Going forward, the most important decider on women's rights will probably be the Muslim Brotherhood and its Freedom and Justice Party (FJP), whose victory in Egypt's elections seems assured. Accordingly, women's activists have cause for concern. The FJP platform calls for reassessing existing women's and children's rights laws to rid them of provisions "destructive to the family." One female FJP candidate said that she would work to overturn "women's and children's laws that . . . violate sharia and human nature." Brotherhood representatives have criticized women's rights provisions in the past. In 2008, several Brotherhood parliamentarians fought against allowing mothers to obtain birth certificates for their children, arguing that it would encourage female promiscuity (on the assumption that children for whom fathers refused to obtain birth certificates must be illegitimate).
And the Brotherhood will also have to account for forces further to the right -- namely, the hardline conservative Salafi al-Nour party, which won 24 percent of the vote in the first round of elections and 35 percent in the second. Two months before their protest outside of al-Azhar in May, Salafis hung posters in Alexandria criticizing "indecently dressed women" and showing an unveiled woman encircled by insects. Although it is unclear whether al-Nour officially supported these activities, at the party's first conference for women in October -- entitled "Women's Role in Political Life" and attended by 700 female party supporters -- not a single woman was among the speakers. And one of al-Nour's key activists, Yasser Burhami, criticized female journalists covering the event for not wearing proper Islamic dress, calling them "clothed yet naked," and claimed that it was "incumbent" on him to criticize such women because those who fail to wear proper clothing "will not enter heaven."
Opposition to women's rights extends beyond the Islamists as well. When khula divorce passed in 2000, the head of the largest secular party, the Wafd, called it a "crime against Egyptian society." This past March, the Wafd party's newspaper published a lengthy attack on women's rights laws, such as those allowing women to obtain passports and travel abroad without the permission of their fathers or husbands.
The United States has a role to play, mainly by encouraging a rapid transition to a fully empowered civilian government and conditioning continued aid to the military on its withdrawal from politics.
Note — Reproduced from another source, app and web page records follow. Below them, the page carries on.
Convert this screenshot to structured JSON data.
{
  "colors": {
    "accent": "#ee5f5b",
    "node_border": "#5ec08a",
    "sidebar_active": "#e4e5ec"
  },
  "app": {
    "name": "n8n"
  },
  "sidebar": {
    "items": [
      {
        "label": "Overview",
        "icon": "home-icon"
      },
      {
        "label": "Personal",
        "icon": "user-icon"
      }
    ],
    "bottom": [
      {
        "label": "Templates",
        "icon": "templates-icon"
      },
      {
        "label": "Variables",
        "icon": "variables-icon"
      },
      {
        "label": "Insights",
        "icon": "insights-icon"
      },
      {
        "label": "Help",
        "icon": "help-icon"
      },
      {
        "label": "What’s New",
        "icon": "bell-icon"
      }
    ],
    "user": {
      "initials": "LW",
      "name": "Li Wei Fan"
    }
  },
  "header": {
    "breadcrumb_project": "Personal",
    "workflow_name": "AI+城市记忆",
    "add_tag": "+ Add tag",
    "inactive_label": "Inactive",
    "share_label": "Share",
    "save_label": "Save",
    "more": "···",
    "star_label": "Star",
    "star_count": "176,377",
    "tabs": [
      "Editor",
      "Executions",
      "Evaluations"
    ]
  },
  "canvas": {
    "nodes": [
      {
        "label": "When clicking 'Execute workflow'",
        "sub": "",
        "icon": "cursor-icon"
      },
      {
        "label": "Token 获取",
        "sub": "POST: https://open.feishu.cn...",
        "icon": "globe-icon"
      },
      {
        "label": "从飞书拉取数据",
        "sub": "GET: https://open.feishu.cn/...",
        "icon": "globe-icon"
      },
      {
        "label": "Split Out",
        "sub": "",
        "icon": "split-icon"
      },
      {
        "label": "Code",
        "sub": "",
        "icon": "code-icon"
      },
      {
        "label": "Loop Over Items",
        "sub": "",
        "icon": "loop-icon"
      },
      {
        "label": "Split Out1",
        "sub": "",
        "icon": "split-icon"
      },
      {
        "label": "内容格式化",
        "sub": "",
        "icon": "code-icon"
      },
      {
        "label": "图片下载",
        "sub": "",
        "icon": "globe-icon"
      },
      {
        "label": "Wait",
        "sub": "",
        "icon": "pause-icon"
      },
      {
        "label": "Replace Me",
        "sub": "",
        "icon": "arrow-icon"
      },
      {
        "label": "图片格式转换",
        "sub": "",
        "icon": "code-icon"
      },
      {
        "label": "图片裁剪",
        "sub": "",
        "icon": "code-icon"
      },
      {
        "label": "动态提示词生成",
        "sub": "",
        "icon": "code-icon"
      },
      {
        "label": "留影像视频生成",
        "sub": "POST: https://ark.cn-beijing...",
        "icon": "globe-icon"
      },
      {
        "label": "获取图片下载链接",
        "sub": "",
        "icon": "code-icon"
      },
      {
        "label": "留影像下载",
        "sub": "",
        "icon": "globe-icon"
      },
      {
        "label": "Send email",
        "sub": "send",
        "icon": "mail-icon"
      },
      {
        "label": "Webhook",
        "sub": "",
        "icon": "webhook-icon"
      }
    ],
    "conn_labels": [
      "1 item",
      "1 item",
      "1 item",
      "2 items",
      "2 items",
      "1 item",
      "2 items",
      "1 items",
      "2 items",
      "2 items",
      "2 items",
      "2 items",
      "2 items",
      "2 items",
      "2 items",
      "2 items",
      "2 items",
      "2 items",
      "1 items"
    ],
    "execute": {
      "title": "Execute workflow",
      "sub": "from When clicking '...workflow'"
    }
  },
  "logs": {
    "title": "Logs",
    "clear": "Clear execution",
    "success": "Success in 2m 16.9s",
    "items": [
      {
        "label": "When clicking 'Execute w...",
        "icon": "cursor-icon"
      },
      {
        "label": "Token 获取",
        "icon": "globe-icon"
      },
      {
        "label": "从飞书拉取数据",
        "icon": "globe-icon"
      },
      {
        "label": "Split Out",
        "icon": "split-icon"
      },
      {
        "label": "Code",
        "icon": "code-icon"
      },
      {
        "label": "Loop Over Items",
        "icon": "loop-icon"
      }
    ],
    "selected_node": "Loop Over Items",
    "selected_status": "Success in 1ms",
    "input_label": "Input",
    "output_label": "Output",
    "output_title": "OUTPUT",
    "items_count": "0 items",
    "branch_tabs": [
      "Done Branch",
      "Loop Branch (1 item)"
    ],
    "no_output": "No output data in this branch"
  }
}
But if the newly elected government restricts women's rights, Washington would be wise to avoid advocating particular outcomes. Such intervention would likely backfire, strengthening the argument of social conservatives and Islamists that the West is attempting to impose its own social norms.
Egyptian women's activists and their international supporters understand this well. A project manager for an international NGO in Cairo described to me how international donors agreed not to put their logos on materials for campaigns against female genital mutilation in Egyptian villages, lest they lend credence to the widespread presumption that the project is a Western effort to encourage female promiscuity.
In addition, Washington should oppose the army's attempts to limit civil society groups' freedom of operation. Existing human rights organizations, and new ones that may emerge, are ultimately best positioned to protect women's rights in the new Egypt. The actions of the 10,000 female protesters that took to the streets this week against military abuse of women -- and the commitment of the men that formed a protective cordon around them -- demonstrated the bravery and determination of civil society advocates, who are ultimately best positioned to protect women's rights in the new Egypt.